> _PROBLEM DESCRIPTION_:
Your answer must be an exact copy of the data, without any pictures.
** THE RECORDS follows **
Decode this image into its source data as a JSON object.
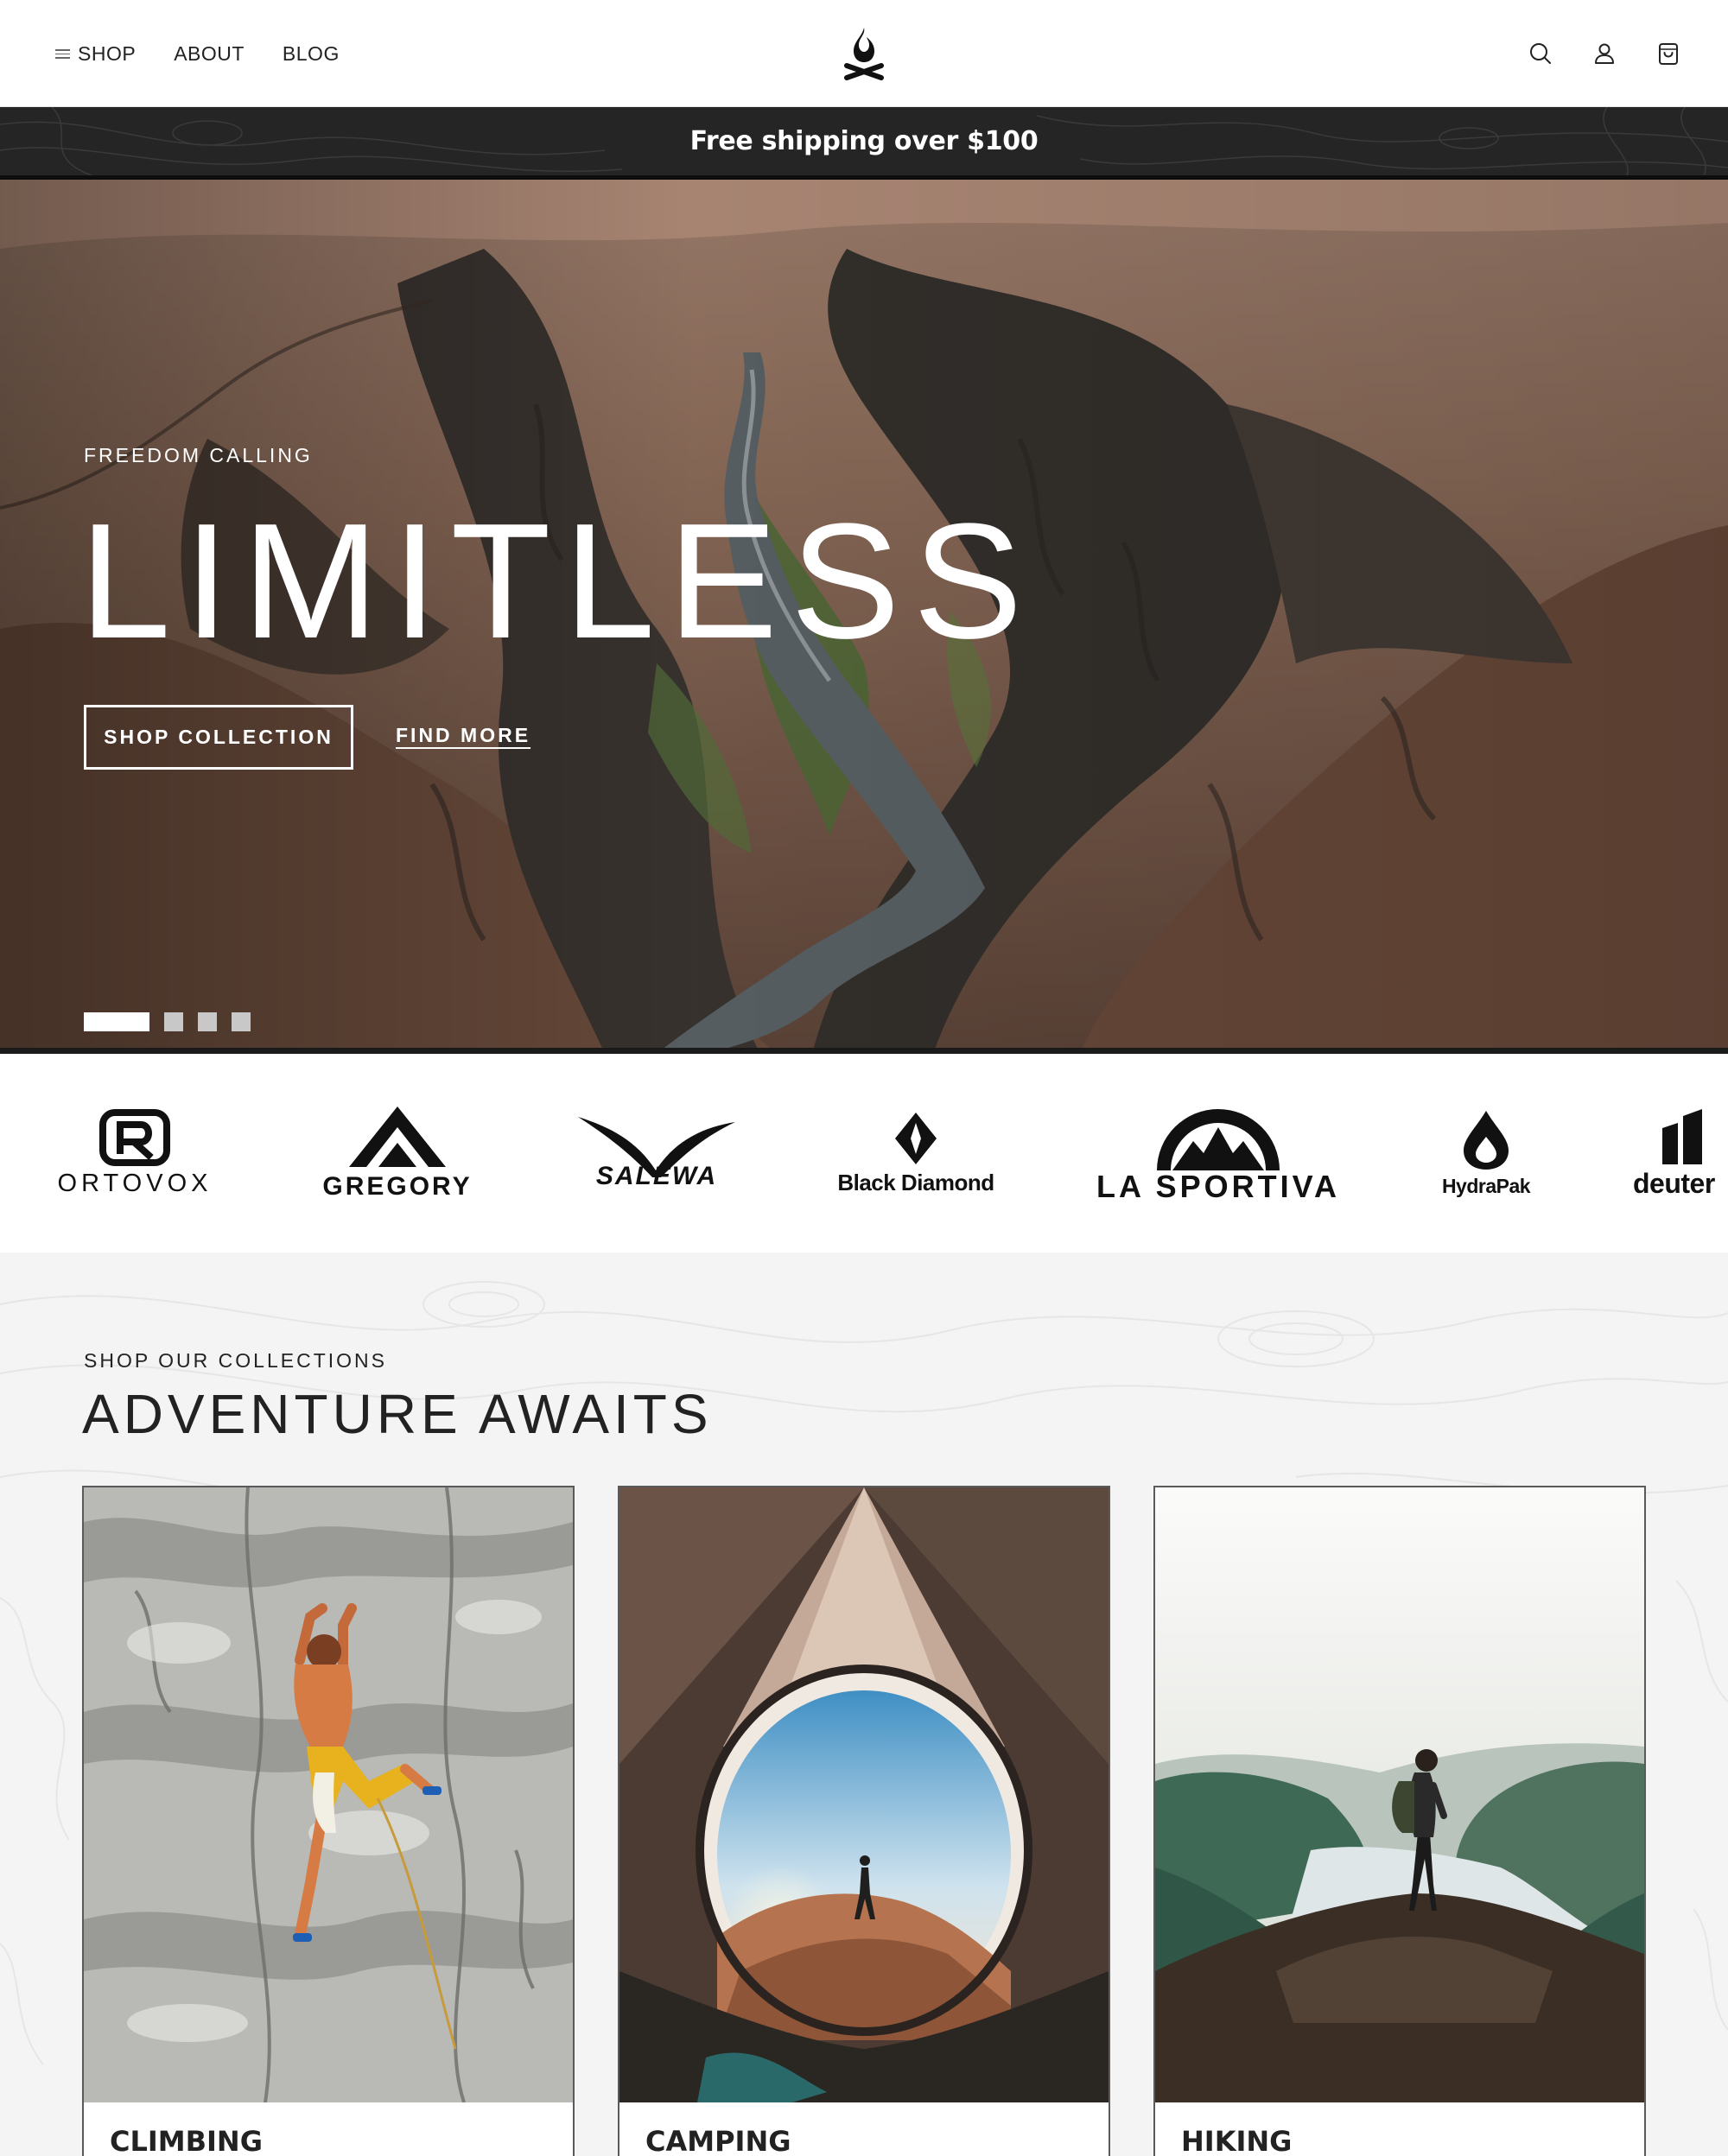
{
  "header": {
    "nav": [
      {
        "label": "SHOP",
        "icon": "hamburger-icon"
      },
      {
        "label": "ABOUT"
      },
      {
        "label": "BLOG"
      }
    ],
    "logo_icon": "campfire-icon",
    "icons": [
      "search-icon",
      "account-icon",
      "cart-icon"
    ]
  },
  "announcement": {
    "text": "Free shipping over $100"
  },
  "hero": {
    "eyebrow": "FREEDOM CALLING",
    "title": "LIMITLESS",
    "primary_button": "SHOP COLLECTION",
    "secondary_link": "FIND MORE",
    "slides_total": 4,
    "active_slide": 1
  },
  "brands": [
    {
      "name": "ORTOVOX"
    },
    {
      "name": "GREGORY"
    },
    {
      "name": "SALEWA"
    },
    {
      "name": "Black Diamond"
    },
    {
      "name": "LA SPORTIVA"
    },
    {
      "name": "HydraPak"
    },
    {
      "name": "deuter"
    }
  ],
  "collections": {
    "eyebrow": "SHOP OUR COLLECTIONS",
    "title": "ADVENTURE AWAITS",
    "cards": [
      {
        "label": "CLIMBING"
      },
      {
        "label": "CAMPING"
      },
      {
        "label": "HIKING"
      }
    ]
  },
  "colors": {
    "announcement_bg": "#252525",
    "section_bg": "#f4f4f4",
    "text": "#1c1c1c"
  }
}
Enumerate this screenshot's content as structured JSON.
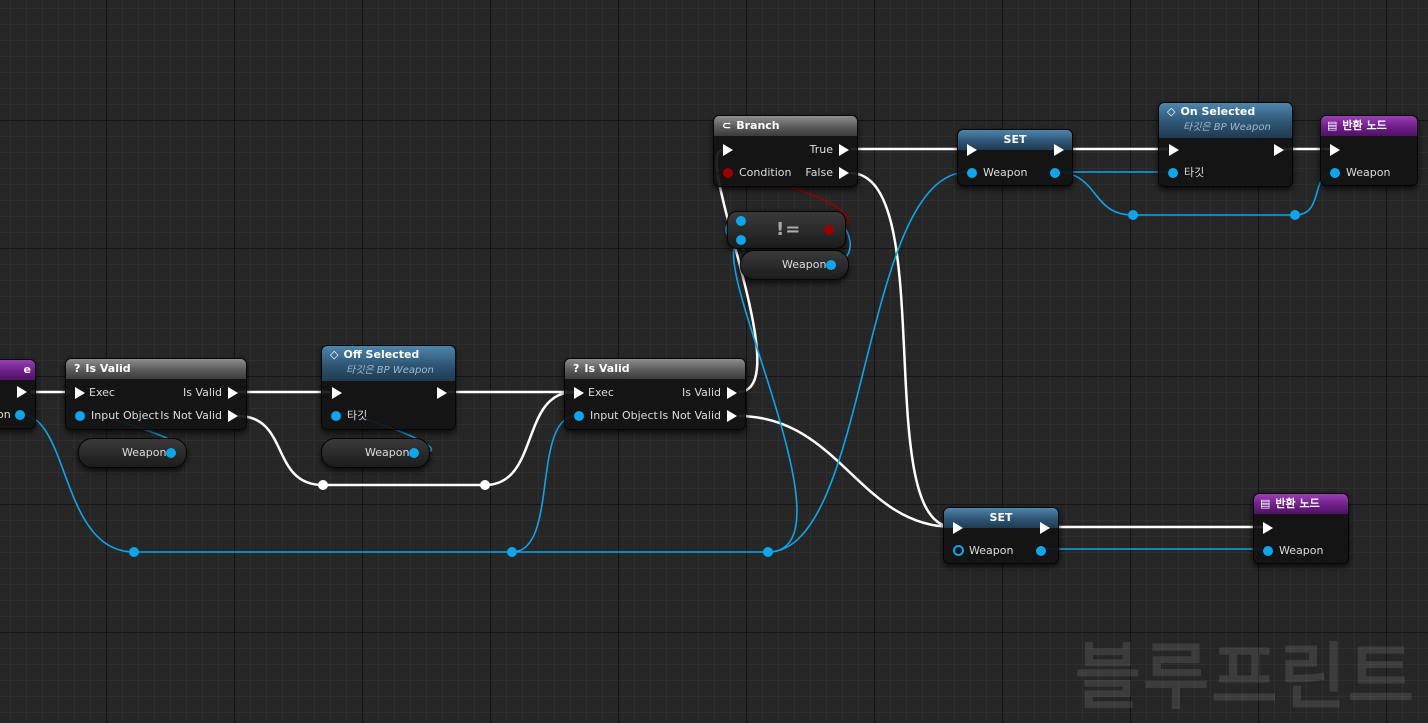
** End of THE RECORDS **
> _ANSWER TO THE EXERCISE_:
Decode this image into its source data as a JSON object.
{
  "header": {
    "nav": [
      {
        "label": "SHOP",
        "icon": "hamburger-icon"
      },
      {
        "label": "ABOUT"
      },
      {
        "label": "BLOG"
      }
    ],
    "logo_icon": "campfire-icon",
    "icons": [
      "search-icon",
      "account-icon",
      "cart-icon"
    ]
  },
  "announcement": {
    "text": "Free shipping over $100"
  },
  "hero": {
    "eyebrow": "FREEDOM CALLING",
    "title": "LIMITLESS",
    "primary_button": "SHOP COLLECTION",
    "secondary_link": "FIND MORE",
    "slides_total": 4,
    "active_slide": 1
  },
  "brands": [
    {
      "name": "ORTOVOX"
    },
    {
      "name": "GREGORY"
    },
    {
      "name": "SALEWA"
    },
    {
      "name": "Black Diamond"
    },
    {
      "name": "LA SPORTIVA"
    },
    {
      "name": "HydraPak"
    },
    {
      "name": "deuter"
    }
  ],
  "collections": {
    "eyebrow": "SHOP OUR COLLECTIONS",
    "title": "ADVENTURE AWAITS",
    "cards": [
      {
        "label": "CLIMBING"
      },
      {
        "label": "CAMPING"
      },
      {
        "label": "HIKING"
      }
    ]
  },
  "colors": {
    "announcement_bg": "#252525",
    "section_bg": "#f4f4f4",
    "text": "#1c1c1c"
  }
}
Enumerate this screenshot's content as structured JSON.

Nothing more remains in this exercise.